DATA EXTRACTS =
* * *

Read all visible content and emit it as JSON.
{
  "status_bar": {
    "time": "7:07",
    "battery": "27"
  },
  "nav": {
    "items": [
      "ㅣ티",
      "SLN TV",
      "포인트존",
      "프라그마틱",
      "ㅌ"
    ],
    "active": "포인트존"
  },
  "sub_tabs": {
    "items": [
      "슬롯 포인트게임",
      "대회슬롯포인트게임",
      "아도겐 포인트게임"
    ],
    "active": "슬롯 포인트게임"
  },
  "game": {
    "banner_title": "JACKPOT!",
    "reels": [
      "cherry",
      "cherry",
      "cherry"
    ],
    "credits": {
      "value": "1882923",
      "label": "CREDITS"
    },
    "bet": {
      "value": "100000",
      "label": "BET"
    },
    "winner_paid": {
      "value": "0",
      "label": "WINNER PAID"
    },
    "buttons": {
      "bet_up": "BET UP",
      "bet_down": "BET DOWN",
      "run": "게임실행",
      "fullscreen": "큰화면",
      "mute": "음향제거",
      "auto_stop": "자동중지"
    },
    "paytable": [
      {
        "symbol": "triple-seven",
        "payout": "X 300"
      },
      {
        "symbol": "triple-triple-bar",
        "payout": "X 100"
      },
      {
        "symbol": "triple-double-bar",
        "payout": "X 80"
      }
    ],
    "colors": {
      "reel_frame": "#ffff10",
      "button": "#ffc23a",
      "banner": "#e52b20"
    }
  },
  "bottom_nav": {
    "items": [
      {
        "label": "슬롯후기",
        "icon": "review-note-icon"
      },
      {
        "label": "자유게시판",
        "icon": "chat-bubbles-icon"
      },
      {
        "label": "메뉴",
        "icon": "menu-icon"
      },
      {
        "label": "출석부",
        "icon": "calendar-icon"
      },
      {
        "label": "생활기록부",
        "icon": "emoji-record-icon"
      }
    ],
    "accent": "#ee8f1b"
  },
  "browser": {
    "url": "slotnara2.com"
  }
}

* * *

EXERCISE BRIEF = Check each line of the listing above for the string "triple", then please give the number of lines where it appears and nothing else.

REPLY = 3